photograph, social security number, driver identification
number, name, address (but not the 5-digit zip code),
telephone number, and medical or disability information, but
does not include information on vehicular accidents, driving
violations, and driver’s status.” 18 U.S.C. § 2725(3).
The term “highly restricted personal information” is defined
as “an individual’s photograph or image, social security
number, medical or disability information.” 18 U.S.C. §
The DPPA lists fourteen categories of
“permissible uses” of personal
information. See 18 U.S.C. §
2721(b). One such category is “[f]or
use by any government agency,
including any court or law
enforcement agency, in carrying out
its functions, or any private person or
entity acting on behalf of a Federal,
State or local agency in carrying out
its functions.” 18 U.S.C. §
2721(b)(1). It is not appropriate for
County employees to access driver’s
license information to satisfy their
own personal curiosities regarding
family members, friends, neighbors,
Section 2722 of the DPPA states
that, “[i]t shall be unlawful for
any person knowingly to obtain
or disclose personal information,
from a motor vehicle record, for
any use not permitted under
[Section 2721(b)].” 18 U.S.C. §
The costs of violating the DPPA
can be extremely high. In civil
lawsuits where a violation of the
DPPA is found to have occurred,
a court may award a variety of
damages. Specifically, Section
2724(b) of the DPPA states that,
“[t]he court may award: (18
U.S.C. § 2724(b))
damages, but not less than liquidated damages
in the amount of $2,500.00;
Punitive damages upon proof of willful or reckless
disregard of the law;
Reasonable attorneys’ fees and other litigation costs
reasonably incurred; and
Such other preliminary and equitable relied as the
court determines to be appropriate.
What Steps Should Counties Take to Minimize
Potential Liability Under the DPPA?
Train employees about the DPPA and its requirements.
Take steps to appropriately monitor employee use of
systems such as the Minnesota Driver and Vehicle Services
(“DVS”) database.

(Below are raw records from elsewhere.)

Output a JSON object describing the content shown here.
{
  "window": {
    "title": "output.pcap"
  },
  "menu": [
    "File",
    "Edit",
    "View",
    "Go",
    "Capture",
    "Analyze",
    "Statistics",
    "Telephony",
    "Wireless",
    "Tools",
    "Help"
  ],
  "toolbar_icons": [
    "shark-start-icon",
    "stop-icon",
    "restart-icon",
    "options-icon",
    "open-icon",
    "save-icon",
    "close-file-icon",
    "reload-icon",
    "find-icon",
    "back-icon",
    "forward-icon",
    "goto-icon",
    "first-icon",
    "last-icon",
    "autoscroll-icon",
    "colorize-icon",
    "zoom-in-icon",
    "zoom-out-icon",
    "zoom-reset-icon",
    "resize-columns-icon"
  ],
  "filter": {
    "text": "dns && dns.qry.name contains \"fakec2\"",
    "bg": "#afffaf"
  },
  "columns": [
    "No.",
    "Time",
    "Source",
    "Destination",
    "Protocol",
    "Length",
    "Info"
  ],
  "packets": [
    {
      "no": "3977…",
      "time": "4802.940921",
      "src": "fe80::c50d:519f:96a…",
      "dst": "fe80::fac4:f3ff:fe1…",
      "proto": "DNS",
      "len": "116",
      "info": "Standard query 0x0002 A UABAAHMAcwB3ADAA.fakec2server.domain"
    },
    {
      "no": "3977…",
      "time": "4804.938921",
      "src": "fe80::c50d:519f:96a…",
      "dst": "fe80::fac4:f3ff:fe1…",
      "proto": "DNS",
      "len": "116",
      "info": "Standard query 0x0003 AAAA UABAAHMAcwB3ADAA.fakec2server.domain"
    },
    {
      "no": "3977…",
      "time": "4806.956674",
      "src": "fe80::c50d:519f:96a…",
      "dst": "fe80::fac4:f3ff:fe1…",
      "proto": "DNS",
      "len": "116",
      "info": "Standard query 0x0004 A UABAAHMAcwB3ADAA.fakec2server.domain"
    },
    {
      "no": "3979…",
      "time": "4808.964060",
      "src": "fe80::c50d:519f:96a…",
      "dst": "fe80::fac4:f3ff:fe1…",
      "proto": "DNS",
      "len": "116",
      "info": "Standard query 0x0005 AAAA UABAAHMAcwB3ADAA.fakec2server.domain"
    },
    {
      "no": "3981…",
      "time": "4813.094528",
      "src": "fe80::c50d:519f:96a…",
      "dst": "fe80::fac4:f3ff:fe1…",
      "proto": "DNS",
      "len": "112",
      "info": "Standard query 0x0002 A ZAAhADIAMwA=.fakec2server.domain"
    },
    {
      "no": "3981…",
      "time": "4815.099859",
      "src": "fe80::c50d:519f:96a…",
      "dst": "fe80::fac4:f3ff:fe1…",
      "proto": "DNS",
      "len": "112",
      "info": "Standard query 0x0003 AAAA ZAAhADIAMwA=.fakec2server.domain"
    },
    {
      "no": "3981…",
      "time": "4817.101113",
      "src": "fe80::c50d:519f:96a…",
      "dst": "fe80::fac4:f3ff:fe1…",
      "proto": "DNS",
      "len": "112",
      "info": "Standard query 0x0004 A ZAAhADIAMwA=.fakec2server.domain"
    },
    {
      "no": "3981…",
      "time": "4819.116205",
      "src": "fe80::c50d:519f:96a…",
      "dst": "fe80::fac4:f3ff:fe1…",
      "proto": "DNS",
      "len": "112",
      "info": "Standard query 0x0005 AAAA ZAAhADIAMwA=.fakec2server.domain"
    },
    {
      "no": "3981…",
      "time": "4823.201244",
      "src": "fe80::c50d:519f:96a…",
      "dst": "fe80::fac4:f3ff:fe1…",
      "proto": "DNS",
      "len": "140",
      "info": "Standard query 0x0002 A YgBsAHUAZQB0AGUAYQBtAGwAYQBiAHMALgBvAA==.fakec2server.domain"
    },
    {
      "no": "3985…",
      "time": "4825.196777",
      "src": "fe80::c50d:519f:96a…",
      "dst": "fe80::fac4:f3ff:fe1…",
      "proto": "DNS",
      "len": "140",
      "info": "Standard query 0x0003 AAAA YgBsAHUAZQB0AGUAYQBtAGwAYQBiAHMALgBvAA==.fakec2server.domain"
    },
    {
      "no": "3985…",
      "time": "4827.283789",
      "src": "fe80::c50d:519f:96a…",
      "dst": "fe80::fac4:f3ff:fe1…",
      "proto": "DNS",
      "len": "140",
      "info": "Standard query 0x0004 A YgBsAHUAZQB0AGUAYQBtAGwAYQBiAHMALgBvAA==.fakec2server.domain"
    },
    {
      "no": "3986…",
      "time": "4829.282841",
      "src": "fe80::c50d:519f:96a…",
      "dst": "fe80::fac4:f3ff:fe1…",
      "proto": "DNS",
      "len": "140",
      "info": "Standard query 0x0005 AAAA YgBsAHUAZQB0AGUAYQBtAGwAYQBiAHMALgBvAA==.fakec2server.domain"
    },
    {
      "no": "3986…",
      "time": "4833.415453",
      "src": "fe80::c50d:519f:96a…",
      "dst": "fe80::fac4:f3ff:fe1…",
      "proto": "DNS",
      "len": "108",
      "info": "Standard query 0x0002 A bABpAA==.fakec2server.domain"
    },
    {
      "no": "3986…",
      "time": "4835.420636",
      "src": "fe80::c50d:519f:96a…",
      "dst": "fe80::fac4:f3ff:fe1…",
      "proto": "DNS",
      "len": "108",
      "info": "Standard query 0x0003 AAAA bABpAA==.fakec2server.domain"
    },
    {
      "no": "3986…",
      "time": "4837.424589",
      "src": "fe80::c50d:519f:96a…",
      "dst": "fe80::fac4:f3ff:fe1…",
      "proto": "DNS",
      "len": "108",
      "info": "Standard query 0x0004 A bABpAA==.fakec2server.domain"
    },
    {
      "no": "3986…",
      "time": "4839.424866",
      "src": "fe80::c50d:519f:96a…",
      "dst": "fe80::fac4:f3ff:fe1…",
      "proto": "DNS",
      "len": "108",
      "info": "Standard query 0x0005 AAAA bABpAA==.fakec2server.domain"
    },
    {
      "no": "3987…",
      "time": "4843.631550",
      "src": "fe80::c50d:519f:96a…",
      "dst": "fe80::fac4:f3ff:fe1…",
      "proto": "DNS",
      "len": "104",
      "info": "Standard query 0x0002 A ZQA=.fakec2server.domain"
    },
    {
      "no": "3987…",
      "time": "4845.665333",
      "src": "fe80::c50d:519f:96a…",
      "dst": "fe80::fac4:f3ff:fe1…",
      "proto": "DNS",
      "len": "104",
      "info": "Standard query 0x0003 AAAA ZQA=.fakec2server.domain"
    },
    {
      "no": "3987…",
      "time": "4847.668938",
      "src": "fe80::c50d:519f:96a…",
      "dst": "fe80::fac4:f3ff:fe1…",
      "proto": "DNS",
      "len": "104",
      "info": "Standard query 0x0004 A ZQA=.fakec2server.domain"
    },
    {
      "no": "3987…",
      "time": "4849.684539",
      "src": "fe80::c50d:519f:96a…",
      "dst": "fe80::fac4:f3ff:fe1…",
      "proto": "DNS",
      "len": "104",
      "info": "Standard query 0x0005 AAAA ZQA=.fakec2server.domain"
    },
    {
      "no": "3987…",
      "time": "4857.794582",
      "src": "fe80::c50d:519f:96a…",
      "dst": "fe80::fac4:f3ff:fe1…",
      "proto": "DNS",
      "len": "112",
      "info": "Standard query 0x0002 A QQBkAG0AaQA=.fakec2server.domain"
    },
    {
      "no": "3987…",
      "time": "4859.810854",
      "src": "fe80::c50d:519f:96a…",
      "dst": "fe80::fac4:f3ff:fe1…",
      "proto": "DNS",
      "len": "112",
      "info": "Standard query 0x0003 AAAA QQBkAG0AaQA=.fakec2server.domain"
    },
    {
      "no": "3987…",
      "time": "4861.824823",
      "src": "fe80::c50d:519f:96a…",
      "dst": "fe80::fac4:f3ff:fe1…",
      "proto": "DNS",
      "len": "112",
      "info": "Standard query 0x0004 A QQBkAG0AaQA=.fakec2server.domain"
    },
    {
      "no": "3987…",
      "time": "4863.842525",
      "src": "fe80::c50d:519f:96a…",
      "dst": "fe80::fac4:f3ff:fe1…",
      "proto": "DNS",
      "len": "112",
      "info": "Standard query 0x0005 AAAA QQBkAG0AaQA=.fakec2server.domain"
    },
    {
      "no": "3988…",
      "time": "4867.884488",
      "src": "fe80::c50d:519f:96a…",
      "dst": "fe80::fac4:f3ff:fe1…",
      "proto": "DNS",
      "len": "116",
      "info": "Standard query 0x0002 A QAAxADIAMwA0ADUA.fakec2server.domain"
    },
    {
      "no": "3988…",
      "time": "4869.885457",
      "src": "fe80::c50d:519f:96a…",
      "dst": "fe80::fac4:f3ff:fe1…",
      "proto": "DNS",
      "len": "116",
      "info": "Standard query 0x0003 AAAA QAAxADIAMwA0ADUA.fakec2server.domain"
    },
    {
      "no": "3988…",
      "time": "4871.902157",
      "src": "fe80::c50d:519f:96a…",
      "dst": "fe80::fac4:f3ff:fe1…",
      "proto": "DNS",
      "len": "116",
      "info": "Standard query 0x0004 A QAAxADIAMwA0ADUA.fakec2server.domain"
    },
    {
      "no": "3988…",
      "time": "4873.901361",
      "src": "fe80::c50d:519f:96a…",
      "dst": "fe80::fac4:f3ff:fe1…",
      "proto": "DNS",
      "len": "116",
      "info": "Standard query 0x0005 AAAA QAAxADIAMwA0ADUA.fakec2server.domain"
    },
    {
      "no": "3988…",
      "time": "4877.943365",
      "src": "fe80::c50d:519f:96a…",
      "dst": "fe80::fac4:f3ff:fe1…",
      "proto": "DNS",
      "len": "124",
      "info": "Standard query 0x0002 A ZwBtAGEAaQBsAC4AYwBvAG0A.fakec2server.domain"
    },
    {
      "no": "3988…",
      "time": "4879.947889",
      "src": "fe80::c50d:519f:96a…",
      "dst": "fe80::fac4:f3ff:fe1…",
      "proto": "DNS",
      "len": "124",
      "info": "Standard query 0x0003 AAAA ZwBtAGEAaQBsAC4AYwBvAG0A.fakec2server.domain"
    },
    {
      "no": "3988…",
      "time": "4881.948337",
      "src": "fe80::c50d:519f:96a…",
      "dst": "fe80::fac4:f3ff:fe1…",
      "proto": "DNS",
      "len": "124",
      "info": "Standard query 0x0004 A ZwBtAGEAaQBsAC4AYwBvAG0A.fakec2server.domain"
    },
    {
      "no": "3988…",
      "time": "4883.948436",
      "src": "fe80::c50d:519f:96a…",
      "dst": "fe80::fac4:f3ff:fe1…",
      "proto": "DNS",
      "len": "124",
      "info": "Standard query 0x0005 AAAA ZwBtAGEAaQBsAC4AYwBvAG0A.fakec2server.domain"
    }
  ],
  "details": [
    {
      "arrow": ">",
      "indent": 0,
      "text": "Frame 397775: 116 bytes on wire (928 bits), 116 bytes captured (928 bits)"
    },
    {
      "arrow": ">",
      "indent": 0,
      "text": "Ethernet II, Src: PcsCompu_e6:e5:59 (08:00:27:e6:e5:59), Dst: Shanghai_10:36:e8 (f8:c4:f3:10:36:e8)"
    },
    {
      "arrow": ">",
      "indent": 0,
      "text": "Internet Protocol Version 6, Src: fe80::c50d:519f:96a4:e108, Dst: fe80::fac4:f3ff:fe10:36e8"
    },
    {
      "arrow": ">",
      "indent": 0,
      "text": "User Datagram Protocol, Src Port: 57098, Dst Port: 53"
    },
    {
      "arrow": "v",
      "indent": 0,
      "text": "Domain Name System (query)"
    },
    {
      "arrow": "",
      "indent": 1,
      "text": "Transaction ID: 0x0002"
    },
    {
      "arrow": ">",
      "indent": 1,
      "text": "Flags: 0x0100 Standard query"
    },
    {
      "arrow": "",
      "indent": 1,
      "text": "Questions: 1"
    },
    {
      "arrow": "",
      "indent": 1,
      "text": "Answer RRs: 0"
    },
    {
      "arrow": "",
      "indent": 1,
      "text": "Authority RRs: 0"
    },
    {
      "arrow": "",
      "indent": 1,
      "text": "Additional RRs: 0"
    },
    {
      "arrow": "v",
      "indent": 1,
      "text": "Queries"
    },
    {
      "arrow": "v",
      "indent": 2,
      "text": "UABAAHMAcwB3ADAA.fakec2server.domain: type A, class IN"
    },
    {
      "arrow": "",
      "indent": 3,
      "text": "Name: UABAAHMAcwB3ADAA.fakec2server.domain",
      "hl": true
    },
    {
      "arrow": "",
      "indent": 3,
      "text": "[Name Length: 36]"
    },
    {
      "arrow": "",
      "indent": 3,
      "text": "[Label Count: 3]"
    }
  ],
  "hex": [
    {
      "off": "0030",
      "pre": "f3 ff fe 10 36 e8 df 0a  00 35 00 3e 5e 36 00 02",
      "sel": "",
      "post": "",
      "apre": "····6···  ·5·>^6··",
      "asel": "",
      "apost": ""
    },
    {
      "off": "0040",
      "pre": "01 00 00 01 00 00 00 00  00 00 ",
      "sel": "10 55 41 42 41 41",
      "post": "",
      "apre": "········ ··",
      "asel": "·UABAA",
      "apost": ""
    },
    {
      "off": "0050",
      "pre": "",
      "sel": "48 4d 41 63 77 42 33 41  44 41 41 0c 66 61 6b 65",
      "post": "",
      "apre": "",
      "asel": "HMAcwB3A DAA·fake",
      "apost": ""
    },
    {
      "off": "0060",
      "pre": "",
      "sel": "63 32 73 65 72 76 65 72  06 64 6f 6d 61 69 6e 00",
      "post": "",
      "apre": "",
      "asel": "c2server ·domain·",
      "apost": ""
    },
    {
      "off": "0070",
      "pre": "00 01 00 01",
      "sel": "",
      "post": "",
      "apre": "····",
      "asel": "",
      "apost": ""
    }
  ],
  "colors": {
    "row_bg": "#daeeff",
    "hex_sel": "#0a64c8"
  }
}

Supervisors should take steps to ensure
that employees are not obtaining, using, or disclosing any
personal information from a motor vehicle record for a
purpose not permitted under the DPPA.
Employees who have access to
motor vehicle records should
be required to sign a use
that they understand the
requirements of the DPPA and
the potential damages for
violation of the Act.
Employees should also
acknowledge that they can be
personally held liable for
violations of the DPPA, and
that such liability includes
both civil and criminal
THANK YOU FOR ATTENDING